Species Guide Index Wildlife species are not listed in complete taxonomic order. Instead, they are listed by similarities, using more familiar terms to help everyone identify and learn about Ohio's wildlife.


This list of mammals of Ohio includes a total of 70 mammal species recorded in the state of Ohio. Of these, three (the black bear, Indiana bat, and Allegheny woodrat) are listed as endangered in the state, three (the Norway rat, house mouse, and wild boar) are introduced, two (the gray bat and Mexican free-tailed bat) are considered accidental, and eight (the American bison, elk, cougar ...

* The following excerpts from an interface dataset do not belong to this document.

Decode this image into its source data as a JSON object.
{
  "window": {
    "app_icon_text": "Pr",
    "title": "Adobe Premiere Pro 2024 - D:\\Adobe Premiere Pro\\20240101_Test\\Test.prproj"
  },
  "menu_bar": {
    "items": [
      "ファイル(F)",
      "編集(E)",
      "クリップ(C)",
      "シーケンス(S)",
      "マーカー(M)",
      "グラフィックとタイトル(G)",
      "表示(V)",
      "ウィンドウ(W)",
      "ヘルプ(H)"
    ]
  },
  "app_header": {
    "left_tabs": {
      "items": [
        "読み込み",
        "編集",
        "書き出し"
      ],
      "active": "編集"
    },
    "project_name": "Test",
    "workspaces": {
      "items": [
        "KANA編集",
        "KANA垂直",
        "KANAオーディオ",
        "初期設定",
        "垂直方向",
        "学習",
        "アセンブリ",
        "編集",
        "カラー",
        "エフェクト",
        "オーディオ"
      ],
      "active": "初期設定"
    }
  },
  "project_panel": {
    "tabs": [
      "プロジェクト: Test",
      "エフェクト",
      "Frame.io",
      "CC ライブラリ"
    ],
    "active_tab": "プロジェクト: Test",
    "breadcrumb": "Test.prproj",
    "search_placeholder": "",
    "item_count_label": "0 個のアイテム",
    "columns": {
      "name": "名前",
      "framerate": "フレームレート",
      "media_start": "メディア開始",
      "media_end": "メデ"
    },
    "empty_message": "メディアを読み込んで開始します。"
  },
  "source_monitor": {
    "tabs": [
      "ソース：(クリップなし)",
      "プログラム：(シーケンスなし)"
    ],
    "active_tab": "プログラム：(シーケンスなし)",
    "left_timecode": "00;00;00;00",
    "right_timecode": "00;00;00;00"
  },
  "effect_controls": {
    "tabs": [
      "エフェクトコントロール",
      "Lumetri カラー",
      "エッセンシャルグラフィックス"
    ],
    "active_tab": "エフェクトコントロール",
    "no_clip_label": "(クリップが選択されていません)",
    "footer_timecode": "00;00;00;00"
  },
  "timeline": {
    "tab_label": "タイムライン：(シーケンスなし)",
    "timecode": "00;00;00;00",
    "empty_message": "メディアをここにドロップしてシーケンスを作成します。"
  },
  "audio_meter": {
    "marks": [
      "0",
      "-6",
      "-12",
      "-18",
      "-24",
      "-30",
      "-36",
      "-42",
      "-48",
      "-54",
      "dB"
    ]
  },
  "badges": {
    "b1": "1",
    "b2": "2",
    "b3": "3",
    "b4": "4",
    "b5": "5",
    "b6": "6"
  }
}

While not native to Ohio, Rusty the red rat snake is closely related to Ohio's black rat snake. Tank, Shelly, Cara, and Dozer the Eastern Box Turtles Most turtles are animals that people illegally confiscate from the wild and cannot be returned to prevent spread of disease.


Go Native! A healthy and diverse ecosystem is important for clean air and water, soil stability and provides critical food and shelter for wildlife. Whether adding a few native plants to your landscape or substituting them in for exotic species, there are many benefits to going native!


What Are Some Animals That Live in Ohio? Ohio is home to approximately 350 bird species, 150 fish species and a number of mammal species. Among the fish present in Ohio are perch, trout, bass, muskellunge and walleye.


The onion weed causes liver failure in these wombats, and they die a slow and painful death due to malnutrition. The homes of native animals are also affected by the introduction of non-native ...


Ohio law also allows the chief of the Division to adopt rules restricting the taking or possessing of native wildlife threatened with statewide extirpation and to develop and periodically update a list of endangered species (Ohio Revised Code 1531.25). The first list of Ohio’s endangered wildlife was adopted in 1974 and included 71 species.


The Native Plant Society of Northeastern Ohio is a non-profit organization whose mission promotes the study, appreciation, and conservation of Ohio's native plants and plant communities. Our Society is a chapter of the Ohio Native Plant Society.


The refuge is working with many other wildlife organizations to help conserve and restore freshwater mussel populations and communities. Forty-seven species of native freshwater mussels live within the refuge waters on the Ohio River. This includes eight federally endangered mussel species: fanshell, pink mucket, sheepnose, spectaclecase ...